The question is:- does 12 divide the product of the pythagorean triangle?

My answer is that yes,

since

I don't know if this is correct, but how can I prove this.(Headbang)

2)

if and , show that a and b are nth powers - April 9th 2009, 09:01 PMAryth
This is for the case

If r, s, and t are positive integers such that (r,s) = 1 and , then there are integers m and n such that and .

If r = 1 or s = 1, then this is obviously true, so we may suppose that r > 1 and s > 1. Let the prime-power factorizations of r, s, and t be

and

.

Because (r,s) = 1, the primes occurring in the factorizations of r and s are distinct. Because , we have

From the fundamental theorem of arithmetic, the prime-powers occurring on the two sides of the above equation are the same. Hence, each must be equal to for some j with matching exponents, so that . Consequently, every exponent is even, and therefore is an integer.
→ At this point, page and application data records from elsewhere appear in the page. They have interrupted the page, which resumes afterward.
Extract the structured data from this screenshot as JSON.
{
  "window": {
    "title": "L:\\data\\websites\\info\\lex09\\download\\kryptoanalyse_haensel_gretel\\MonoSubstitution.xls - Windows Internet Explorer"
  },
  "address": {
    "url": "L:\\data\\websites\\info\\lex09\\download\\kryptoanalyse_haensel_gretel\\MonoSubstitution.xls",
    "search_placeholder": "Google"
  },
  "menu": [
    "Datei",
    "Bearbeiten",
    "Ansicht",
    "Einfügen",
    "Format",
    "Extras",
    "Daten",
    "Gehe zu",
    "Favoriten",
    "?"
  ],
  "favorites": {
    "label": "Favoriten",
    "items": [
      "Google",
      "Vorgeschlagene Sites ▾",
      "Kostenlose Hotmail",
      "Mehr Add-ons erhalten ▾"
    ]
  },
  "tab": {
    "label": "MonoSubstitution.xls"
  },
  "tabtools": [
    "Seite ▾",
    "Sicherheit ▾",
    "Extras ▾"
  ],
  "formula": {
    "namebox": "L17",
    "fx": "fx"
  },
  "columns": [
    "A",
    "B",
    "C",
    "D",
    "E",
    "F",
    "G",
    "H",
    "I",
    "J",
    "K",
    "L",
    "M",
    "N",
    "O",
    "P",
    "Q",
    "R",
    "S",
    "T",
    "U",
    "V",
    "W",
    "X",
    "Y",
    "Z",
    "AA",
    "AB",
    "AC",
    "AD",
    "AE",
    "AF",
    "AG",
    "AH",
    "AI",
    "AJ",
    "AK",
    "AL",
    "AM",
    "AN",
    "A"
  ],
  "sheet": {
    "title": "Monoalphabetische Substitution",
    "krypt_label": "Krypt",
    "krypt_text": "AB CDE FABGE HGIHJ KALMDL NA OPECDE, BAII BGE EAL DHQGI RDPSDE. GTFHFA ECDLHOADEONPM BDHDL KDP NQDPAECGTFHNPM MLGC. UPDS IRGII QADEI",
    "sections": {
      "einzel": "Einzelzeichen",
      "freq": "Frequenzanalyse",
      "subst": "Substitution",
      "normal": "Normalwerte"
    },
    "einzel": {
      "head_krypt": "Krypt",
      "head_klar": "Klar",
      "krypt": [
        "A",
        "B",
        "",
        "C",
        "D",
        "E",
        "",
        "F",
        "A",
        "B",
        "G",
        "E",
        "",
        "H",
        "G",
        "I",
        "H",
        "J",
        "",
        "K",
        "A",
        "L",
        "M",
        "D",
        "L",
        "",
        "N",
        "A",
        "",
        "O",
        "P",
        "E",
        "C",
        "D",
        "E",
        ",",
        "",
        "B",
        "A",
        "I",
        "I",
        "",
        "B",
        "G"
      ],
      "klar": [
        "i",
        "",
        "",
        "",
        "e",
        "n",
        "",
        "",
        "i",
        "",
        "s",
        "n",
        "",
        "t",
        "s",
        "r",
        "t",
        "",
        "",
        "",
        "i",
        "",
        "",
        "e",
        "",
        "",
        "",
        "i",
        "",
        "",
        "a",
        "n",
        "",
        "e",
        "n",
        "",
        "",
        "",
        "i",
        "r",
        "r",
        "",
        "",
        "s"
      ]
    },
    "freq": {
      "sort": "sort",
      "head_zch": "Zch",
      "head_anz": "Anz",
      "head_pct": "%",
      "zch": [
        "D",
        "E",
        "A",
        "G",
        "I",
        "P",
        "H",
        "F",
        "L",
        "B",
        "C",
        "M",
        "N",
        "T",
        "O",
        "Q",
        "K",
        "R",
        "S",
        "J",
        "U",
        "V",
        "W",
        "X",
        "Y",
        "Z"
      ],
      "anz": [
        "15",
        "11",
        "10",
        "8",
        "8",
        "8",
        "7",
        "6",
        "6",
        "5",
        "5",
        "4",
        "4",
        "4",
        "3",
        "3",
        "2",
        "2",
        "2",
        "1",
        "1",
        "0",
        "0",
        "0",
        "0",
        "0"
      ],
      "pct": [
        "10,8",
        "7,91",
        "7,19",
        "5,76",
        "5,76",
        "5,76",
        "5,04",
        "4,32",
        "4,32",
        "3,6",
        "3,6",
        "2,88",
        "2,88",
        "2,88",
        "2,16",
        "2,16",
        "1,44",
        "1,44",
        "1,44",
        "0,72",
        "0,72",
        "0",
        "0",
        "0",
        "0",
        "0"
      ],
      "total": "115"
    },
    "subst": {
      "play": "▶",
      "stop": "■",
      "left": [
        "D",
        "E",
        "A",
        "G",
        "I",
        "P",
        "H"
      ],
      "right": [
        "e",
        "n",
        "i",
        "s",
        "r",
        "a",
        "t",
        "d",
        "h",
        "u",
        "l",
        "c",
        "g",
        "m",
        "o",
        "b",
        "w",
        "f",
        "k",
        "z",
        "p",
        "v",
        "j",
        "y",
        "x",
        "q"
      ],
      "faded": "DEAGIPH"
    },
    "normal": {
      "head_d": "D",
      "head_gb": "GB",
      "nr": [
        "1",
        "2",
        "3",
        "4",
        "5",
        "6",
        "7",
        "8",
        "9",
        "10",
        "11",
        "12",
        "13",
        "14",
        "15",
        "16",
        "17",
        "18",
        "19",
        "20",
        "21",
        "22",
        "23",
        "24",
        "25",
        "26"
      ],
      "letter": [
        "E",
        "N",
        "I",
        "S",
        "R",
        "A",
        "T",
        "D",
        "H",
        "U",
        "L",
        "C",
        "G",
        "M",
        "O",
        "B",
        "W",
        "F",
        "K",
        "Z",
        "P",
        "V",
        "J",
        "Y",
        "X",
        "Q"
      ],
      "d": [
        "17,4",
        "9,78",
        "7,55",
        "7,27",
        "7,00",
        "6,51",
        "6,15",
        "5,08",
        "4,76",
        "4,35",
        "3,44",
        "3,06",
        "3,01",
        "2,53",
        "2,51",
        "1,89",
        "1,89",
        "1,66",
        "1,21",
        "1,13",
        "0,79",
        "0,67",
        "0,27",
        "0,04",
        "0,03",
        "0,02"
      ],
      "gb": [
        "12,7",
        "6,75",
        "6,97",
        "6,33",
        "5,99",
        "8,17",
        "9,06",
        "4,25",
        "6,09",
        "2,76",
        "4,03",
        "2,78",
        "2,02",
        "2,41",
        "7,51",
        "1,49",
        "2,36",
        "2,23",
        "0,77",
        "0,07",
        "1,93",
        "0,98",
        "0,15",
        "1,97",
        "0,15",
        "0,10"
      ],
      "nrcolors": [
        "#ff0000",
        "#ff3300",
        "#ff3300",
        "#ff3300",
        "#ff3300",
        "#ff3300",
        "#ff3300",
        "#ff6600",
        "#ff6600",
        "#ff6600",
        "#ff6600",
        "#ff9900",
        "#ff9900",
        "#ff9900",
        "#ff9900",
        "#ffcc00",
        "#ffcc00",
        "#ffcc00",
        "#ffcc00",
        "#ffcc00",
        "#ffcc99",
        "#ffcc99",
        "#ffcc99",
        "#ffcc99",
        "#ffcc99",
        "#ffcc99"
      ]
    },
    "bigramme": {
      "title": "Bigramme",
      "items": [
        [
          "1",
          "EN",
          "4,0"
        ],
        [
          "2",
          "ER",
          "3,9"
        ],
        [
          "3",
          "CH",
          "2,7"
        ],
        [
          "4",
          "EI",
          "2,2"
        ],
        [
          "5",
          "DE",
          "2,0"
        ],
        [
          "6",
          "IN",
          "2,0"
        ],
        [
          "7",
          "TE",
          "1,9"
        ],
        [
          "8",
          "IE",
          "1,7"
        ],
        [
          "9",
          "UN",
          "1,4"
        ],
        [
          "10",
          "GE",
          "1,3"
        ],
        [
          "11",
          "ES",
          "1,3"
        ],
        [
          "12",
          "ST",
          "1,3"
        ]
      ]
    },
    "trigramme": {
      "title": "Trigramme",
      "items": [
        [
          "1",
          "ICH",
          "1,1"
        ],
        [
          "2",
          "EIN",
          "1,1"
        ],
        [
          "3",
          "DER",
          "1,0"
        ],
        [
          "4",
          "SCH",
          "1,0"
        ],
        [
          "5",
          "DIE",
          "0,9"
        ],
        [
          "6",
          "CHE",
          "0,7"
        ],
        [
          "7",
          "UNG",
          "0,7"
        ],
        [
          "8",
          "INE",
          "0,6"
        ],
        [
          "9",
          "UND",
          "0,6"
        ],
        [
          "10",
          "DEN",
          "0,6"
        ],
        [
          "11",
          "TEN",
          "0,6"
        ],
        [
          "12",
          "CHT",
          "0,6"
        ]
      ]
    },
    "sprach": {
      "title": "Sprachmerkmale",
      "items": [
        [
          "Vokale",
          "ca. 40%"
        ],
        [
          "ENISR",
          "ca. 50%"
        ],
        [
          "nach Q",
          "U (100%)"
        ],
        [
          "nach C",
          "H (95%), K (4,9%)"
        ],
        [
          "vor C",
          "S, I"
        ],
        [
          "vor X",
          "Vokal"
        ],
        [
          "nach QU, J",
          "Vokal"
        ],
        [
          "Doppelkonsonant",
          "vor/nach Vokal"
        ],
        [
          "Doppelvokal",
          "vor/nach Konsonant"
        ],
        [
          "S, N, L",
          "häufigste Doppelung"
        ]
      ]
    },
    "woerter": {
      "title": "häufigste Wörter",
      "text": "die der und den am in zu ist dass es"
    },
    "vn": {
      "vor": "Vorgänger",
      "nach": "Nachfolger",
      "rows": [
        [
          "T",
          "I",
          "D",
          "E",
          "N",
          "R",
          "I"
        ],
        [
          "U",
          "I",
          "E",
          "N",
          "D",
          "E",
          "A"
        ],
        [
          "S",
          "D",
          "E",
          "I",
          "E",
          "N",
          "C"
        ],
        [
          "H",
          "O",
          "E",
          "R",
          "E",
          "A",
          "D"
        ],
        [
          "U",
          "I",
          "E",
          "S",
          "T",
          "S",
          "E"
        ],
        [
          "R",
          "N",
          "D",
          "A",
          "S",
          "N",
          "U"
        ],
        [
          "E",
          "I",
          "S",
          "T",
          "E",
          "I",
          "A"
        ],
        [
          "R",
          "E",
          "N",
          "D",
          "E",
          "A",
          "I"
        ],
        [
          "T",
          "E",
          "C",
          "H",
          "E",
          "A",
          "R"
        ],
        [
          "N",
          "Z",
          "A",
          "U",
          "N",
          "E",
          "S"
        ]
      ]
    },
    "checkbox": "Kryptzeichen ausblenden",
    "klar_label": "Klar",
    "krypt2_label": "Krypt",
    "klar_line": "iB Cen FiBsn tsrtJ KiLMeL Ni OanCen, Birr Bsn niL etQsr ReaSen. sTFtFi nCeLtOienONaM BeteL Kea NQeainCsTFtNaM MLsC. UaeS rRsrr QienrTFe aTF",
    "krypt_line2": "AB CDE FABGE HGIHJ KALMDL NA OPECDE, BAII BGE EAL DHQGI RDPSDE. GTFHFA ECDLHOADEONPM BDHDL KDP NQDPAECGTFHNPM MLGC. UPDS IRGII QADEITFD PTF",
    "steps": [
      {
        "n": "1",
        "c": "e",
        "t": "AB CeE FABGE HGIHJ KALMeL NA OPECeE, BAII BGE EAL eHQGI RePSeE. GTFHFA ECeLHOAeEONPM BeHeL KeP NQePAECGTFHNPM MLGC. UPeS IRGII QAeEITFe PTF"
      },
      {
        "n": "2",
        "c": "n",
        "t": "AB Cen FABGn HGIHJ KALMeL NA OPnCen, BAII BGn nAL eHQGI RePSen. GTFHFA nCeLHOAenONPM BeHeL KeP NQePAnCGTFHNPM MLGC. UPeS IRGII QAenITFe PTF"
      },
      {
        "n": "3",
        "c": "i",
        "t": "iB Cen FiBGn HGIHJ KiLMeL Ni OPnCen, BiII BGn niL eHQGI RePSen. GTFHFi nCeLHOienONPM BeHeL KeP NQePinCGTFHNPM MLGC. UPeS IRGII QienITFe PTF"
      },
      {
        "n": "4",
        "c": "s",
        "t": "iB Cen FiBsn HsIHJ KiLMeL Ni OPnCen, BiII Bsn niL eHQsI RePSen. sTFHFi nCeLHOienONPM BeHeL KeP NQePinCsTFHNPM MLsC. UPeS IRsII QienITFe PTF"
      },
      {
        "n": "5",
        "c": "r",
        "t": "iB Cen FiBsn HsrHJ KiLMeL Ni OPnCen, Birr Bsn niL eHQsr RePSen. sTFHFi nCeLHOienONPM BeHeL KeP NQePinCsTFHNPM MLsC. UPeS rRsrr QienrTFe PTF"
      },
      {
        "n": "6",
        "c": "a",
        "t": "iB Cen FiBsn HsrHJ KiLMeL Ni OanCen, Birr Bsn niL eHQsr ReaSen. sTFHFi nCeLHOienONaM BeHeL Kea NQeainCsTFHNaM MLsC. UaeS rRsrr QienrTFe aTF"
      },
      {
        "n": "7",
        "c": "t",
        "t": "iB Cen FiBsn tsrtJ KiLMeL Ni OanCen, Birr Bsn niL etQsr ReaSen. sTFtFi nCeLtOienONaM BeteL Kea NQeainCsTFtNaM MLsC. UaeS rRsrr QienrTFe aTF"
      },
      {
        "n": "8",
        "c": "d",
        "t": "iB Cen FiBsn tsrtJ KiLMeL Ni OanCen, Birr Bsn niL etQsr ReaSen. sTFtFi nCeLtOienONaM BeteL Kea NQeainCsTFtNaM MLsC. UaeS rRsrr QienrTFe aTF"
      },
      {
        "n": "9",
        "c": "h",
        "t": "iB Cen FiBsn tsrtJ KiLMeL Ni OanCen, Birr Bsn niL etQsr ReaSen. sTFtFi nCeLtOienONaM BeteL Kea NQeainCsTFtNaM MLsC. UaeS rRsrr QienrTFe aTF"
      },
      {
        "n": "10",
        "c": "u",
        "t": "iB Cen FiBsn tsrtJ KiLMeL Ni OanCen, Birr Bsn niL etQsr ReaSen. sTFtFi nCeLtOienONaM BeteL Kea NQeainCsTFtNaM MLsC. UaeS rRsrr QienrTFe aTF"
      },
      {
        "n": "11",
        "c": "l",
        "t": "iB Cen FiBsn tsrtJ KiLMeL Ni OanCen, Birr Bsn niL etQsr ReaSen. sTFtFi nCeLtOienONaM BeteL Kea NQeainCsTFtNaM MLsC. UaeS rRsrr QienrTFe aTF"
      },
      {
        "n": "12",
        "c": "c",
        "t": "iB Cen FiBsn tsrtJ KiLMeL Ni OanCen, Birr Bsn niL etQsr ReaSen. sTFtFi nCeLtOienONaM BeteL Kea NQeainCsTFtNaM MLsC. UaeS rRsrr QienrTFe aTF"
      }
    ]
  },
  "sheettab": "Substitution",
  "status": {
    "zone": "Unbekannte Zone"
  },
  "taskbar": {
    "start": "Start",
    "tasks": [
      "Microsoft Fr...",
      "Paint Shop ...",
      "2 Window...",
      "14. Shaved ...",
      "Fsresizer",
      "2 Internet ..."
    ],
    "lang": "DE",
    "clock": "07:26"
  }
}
We see that and , where m and n are the integers

Maybe this will help make a general case.